Minnesota announced restrictions Tuesday on how farmers can use the herbicide dicamba in 2018, responding to complaints by soybean growers across the country that it harmed their crops this year.
The Minnesota Department of Agriculture set a June 20 cutoff date for applying the herbicide and prohibited applications when the temperature or forecast high for the day is above 85 degrees. The rules are meant to reduce instances of the herbicide drifting and damaging neighboring fields, which has been a problem in soybean- and cotton-growing states nationwide this year.
“We will be closely monitoring the herbicide’s performance with these restrictions in 2018,” Agriculture Commissioner Dave Frederickson said in a statement.
Farmers have used dicamba for decades, and its problems with volatility and drift were well-known. But its use has surged in the last couple years since agribusiness companies Monsanto, BASF and DuPont introduced genetically engineered, dicamba-tolerant varieties of soybeans and cotton so that farmers could use the herbicide to control tough weeds in those crops, such as pigweed, that have become resistant to other weed killers such as glyphosate, also known as Roundup.
The companies also introduced low-volatility formulations of dicamba designed to reduce evaporation and drift, but farmers who didn’t plant resistant crop varieties or use dicamba soon began reporting suspected damage anyway.

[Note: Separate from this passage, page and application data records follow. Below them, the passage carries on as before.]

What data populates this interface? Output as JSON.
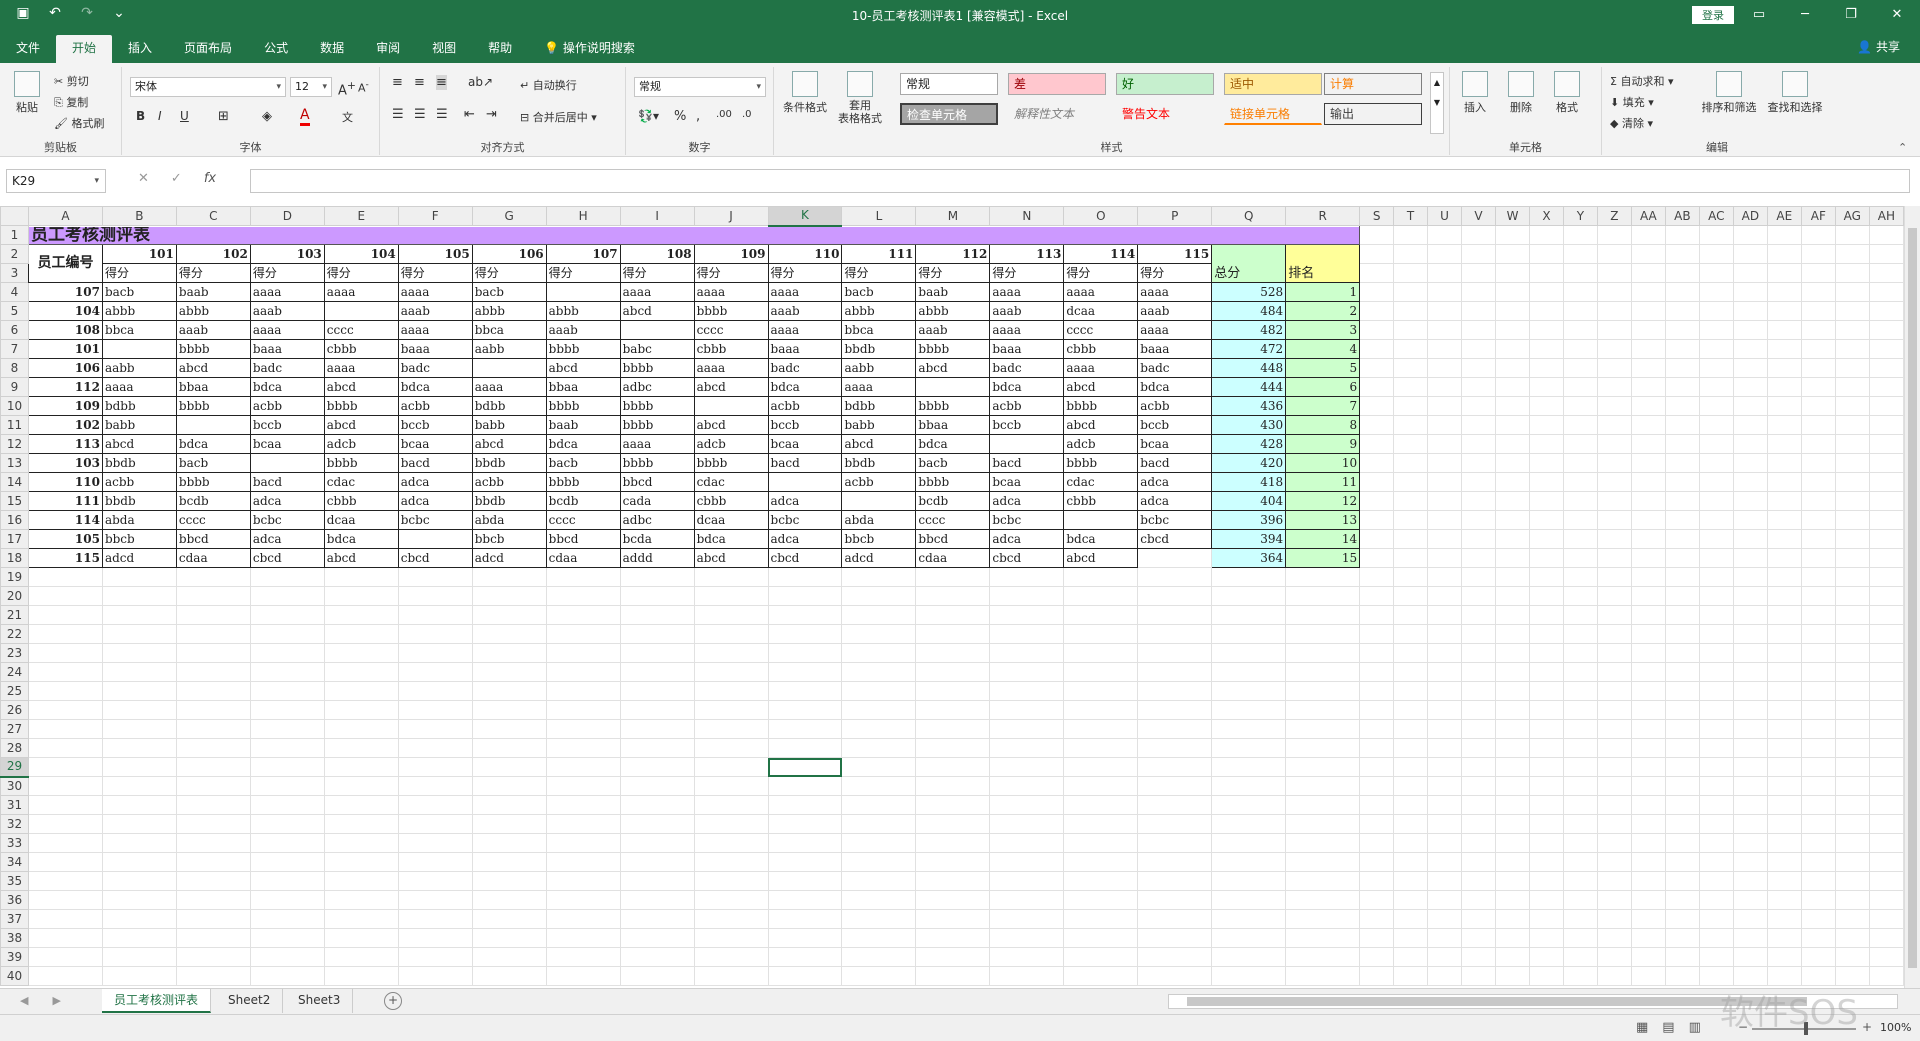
{
  "window": {
    "title": "10-员工考核测评表1  [兼容模式]  -  Excel",
    "login": "登录",
    "share": "共享"
  },
  "ribbon_tabs": [
    "文件",
    "开始",
    "插入",
    "页面布局",
    "公式",
    "数据",
    "审阅",
    "视图",
    "帮助"
  ],
  "tell_me": "操作说明搜索",
  "ribbon": {
    "clipboard": {
      "paste": "粘贴",
      "cut": "剪切",
      "copy": "复制",
      "format_painter": "格式刷",
      "label": "剪贴板"
    },
    "font": {
      "name": "宋体",
      "size": "12",
      "bold": "B",
      "italic": "I",
      "underline": "U",
      "label": "字体"
    },
    "alignment": {
      "wrap": "自动换行",
      "merge": "合并后居中",
      "label": "对齐方式"
    },
    "number": {
      "format": "常规",
      "percent": "%",
      "label": "数字"
    },
    "styles": {
      "conditional": "条件格式",
      "table": "套用\n表格格式",
      "cells": [
        "常规",
        "差",
        "好",
        "适中",
        "计算",
        "检查单元格",
        "解释性文本",
        "警告文本",
        "链接单元格",
        "输出"
      ],
      "label": "样式"
    },
    "cells_group": {
      "insert": "插入",
      "delete": "删除",
      "format": "格式",
      "label": "单元格"
    },
    "editing": {
      "autosum": "自动求和",
      "fill": "填充",
      "clear": "清除",
      "sort": "排序和筛选",
      "find": "查找和选择",
      "label": "编辑"
    }
  },
  "formula_bar": {
    "name_box": "K29",
    "fx": "fx",
    "content": ""
  },
  "columns": [
    "A",
    "B",
    "C",
    "D",
    "E",
    "F",
    "G",
    "H",
    "I",
    "J",
    "K",
    "L",
    "M",
    "N",
    "O",
    "P",
    "Q",
    "R",
    "S",
    "T",
    "U",
    "V",
    "W",
    "X",
    "Y",
    "Z",
    "AA",
    "AB",
    "AC",
    "AD",
    "AE",
    "AF",
    "AG",
    "AH"
  ],
  "sheet": {
    "title": "员工考核测评表",
    "emp_header": "员工编号",
    "project_ids": [
      "101",
      "102",
      "103",
      "104",
      "105",
      "106",
      "107",
      "108",
      "109",
      "110",
      "111",
      "112",
      "113",
      "114",
      "115"
    ],
    "score_label": "得分",
    "total_header": "总分",
    "rank_header": "排名",
    "rows": [
      {
        "id": "107",
        "s": [
          "bacb",
          "baab",
          "aaaa",
          "aaaa",
          "aaaa",
          "bacb",
          "",
          "aaaa",
          "aaaa",
          "aaaa",
          "bacb",
          "baab",
          "aaaa",
          "aaaa",
          "aaaa"
        ],
        "total": "528",
        "rank": "1"
      },
      {
        "id": "104",
        "s": [
          "abbb",
          "abbb",
          "aaab",
          "",
          "aaab",
          "abbb",
          "abbb",
          "abcd",
          "bbbb",
          "aaab",
          "abbb",
          "abbb",
          "aaab",
          "dcaa",
          "aaab"
        ],
        "total": "484",
        "rank": "2"
      },
      {
        "id": "108",
        "s": [
          "bbca",
          "aaab",
          "aaaa",
          "cccc",
          "aaaa",
          "bbca",
          "aaab",
          "",
          "cccc",
          "aaaa",
          "bbca",
          "aaab",
          "aaaa",
          "cccc",
          "aaaa"
        ],
        "total": "482",
        "rank": "3"
      },
      {
        "id": "101",
        "s": [
          "",
          "bbbb",
          "baaa",
          "cbbb",
          "baaa",
          "aabb",
          "bbbb",
          "babc",
          "cbbb",
          "baaa",
          "bbdb",
          "bbbb",
          "baaa",
          "cbbb",
          "baaa"
        ],
        "total": "472",
        "rank": "4"
      },
      {
        "id": "106",
        "s": [
          "aabb",
          "abcd",
          "badc",
          "aaaa",
          "badc",
          "",
          "abcd",
          "bbbb",
          "aaaa",
          "badc",
          "aabb",
          "abcd",
          "badc",
          "aaaa",
          "badc"
        ],
        "total": "448",
        "rank": "5"
      },
      {
        "id": "112",
        "s": [
          "aaaa",
          "bbaa",
          "bdca",
          "abcd",
          "bdca",
          "aaaa",
          "bbaa",
          "adbc",
          "abcd",
          "bdca",
          "aaaa",
          "",
          "bdca",
          "abcd",
          "bdca"
        ],
        "total": "444",
        "rank": "6"
      },
      {
        "id": "109",
        "s": [
          "bdbb",
          "bbbb",
          "acbb",
          "bbbb",
          "acbb",
          "bdbb",
          "bbbb",
          "bbbb",
          "",
          "acbb",
          "bdbb",
          "bbbb",
          "acbb",
          "bbbb",
          "acbb"
        ],
        "total": "436",
        "rank": "7"
      },
      {
        "id": "102",
        "s": [
          "babb",
          "",
          "bccb",
          "abcd",
          "bccb",
          "babb",
          "baab",
          "bbbb",
          "abcd",
          "bccb",
          "babb",
          "bbaa",
          "bccb",
          "abcd",
          "bccb"
        ],
        "total": "430",
        "rank": "8"
      },
      {
        "id": "113",
        "s": [
          "abcd",
          "bdca",
          "bcaa",
          "adcb",
          "bcaa",
          "abcd",
          "bdca",
          "aaaa",
          "adcb",
          "bcaa",
          "abcd",
          "bdca",
          "",
          "adcb",
          "bcaa"
        ],
        "total": "428",
        "rank": "9"
      },
      {
        "id": "103",
        "s": [
          "bbdb",
          "bacb",
          "",
          "bbbb",
          "bacd",
          "bbdb",
          "bacb",
          "bbbb",
          "bbbb",
          "bacd",
          "bbdb",
          "bacb",
          "bacd",
          "bbbb",
          "bacd"
        ],
        "total": "420",
        "rank": "10"
      },
      {
        "id": "110",
        "s": [
          "acbb",
          "bbbb",
          "bacd",
          "cdac",
          "adca",
          "acbb",
          "bbbb",
          "bbcd",
          "cdac",
          "",
          "acbb",
          "bbbb",
          "bcaa",
          "cdac",
          "adca"
        ],
        "total": "418",
        "rank": "11"
      },
      {
        "id": "111",
        "s": [
          "bbdb",
          "bcdb",
          "adca",
          "cbbb",
          "adca",
          "bbdb",
          "bcdb",
          "cada",
          "cbbb",
          "adca",
          "",
          "bcdb",
          "adca",
          "cbbb",
          "adca"
        ],
        "total": "404",
        "rank": "12"
      },
      {
        "id": "114",
        "s": [
          "abda",
          "cccc",
          "bcbc",
          "dcaa",
          "bcbc",
          "abda",
          "cccc",
          "adbc",
          "dcaa",
          "bcbc",
          "abda",
          "cccc",
          "bcbc",
          "",
          "bcbc"
        ],
        "total": "396",
        "rank": "13"
      },
      {
        "id": "105",
        "s": [
          "bbcb",
          "bbcd",
          "adca",
          "bdca",
          "",
          "bbcb",
          "bbcd",
          "bcda",
          "bdca",
          "adca",
          "bbcb",
          "bbcd",
          "adca",
          "bdca",
          "cbcd"
        ],
        "total": "394",
        "rank": "14"
      },
      {
        "id": "115",
        "s": [
          "adcd",
          "cdaa",
          "cbcd",
          "abcd",
          "cbcd",
          "adcd",
          "cdaa",
          "addd",
          "abcd",
          "cbcd",
          "adcd",
          "cdaa",
          "cbcd",
          "abcd",
          ""
        ],
        "total": "364",
        "rank": "15"
      }
    ]
  },
  "sheet_tabs": [
    "员工考核测评表",
    "Sheet2",
    "Sheet3"
  ],
  "status": {
    "zoom": "100%"
  },
  "watermark": "软件SOS",
  "colors": {
    "accent": "#217346",
    "title_fill": "#cc99ff",
    "total_fill": "#ccffcc",
    "rank_fill": "#ffff99",
    "total_values_fill": "#ccffff"
  }
}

The Minnesota Department of Agriculture says it received 253 complaints from soybean growers in 49 Minnesota counties, including 55 requests for formal inspections. University of Minnesota researchers estimate that 265,000 acres across the state were affected.